▶ Task to complete: Once the images are set aside, write out the rest of the records exactly.

### Data in this exercise ###

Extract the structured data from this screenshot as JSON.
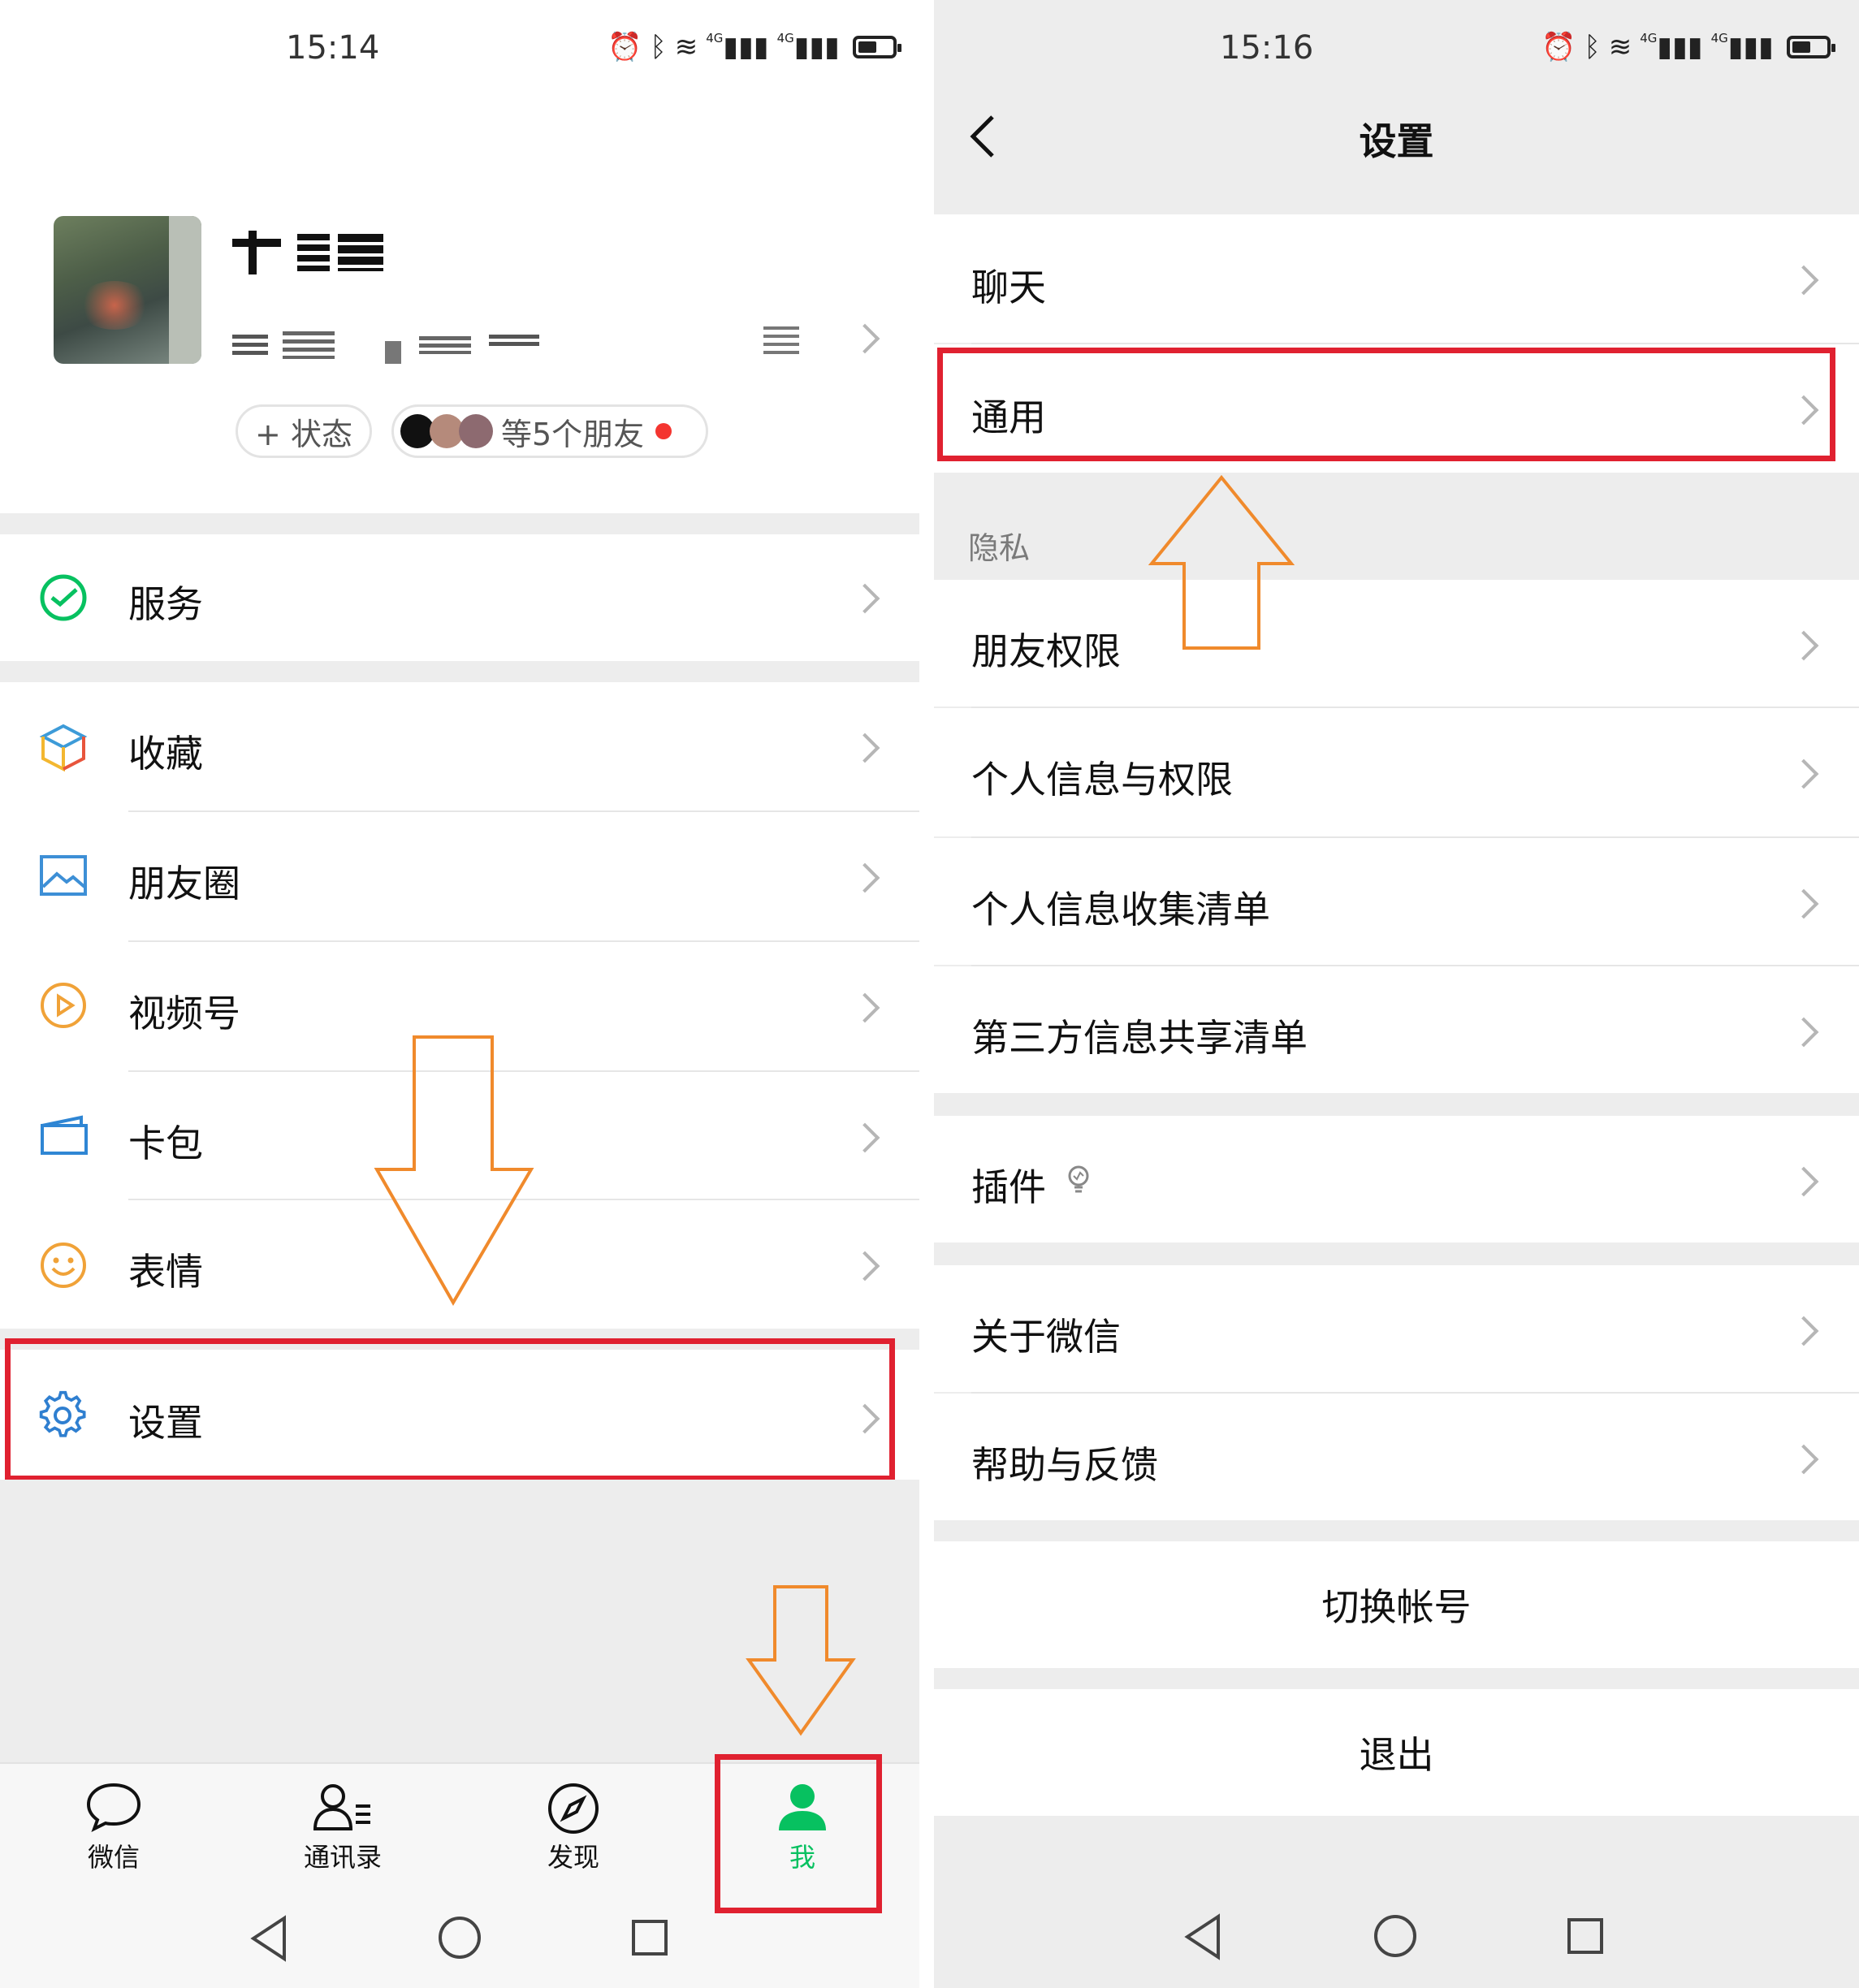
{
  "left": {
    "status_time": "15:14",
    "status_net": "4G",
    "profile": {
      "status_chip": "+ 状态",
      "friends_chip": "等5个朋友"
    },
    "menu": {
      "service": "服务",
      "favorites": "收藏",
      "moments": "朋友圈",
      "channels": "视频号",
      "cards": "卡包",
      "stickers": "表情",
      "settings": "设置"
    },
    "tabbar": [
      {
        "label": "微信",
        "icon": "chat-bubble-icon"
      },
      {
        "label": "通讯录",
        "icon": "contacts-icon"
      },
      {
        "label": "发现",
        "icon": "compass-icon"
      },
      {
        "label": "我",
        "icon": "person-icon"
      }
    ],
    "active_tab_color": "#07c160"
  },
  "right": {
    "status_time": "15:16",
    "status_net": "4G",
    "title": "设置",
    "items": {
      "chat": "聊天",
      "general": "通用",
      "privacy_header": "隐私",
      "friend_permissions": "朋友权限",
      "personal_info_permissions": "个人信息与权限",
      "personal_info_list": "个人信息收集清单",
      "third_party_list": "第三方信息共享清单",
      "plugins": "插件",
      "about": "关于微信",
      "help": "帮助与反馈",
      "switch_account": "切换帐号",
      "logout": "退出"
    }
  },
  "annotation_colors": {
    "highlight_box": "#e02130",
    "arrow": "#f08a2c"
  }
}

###

▶ Solution for this task:
Extract the structured data from this screenshot as JSON.
{
  "left": {
    "status_time": "15:14",
    "status_net": "4G",
    "profile": {
      "status_chip": "+ 状态",
      "friends_chip": "等5个朋友"
    },
    "menu": {
      "service": "服务",
      "favorites": "收藏",
      "moments": "朋友圈",
      "channels": "视频号",
      "cards": "卡包",
      "stickers": "表情",
      "settings": "设置"
    },
    "tabbar": [
      {
        "label": "微信",
        "icon": "chat-bubble-icon"
      },
      {
        "label": "通讯录",
        "icon": "contacts-icon"
      },
      {
        "label": "发现",
        "icon": "compass-icon"
      },
      {
        "label": "我",
        "icon": "person-icon"
      }
    ],
    "active_tab_color": "#07c160"
  },
  "right": {
    "status_time": "15:16",
    "status_net": "4G",
    "title": "设置",
    "items": {
      "chat": "聊天",
      "general": "通用",
      "privacy_header": "隐私",
      "friend_permissions": "朋友权限",
      "personal_info_permissions": "个人信息与权限",
      "personal_info_list": "个人信息收集清单",
      "third_party_list": "第三方信息共享清单",
      "plugins": "插件",
      "about": "关于微信",
      "help": "帮助与反馈",
      "switch_account": "切换帐号",
      "logout": "退出"
    }
  },
  "annotation_colors": {
    "highlight_box": "#e02130",
    "arrow": "#f08a2c"
  }
}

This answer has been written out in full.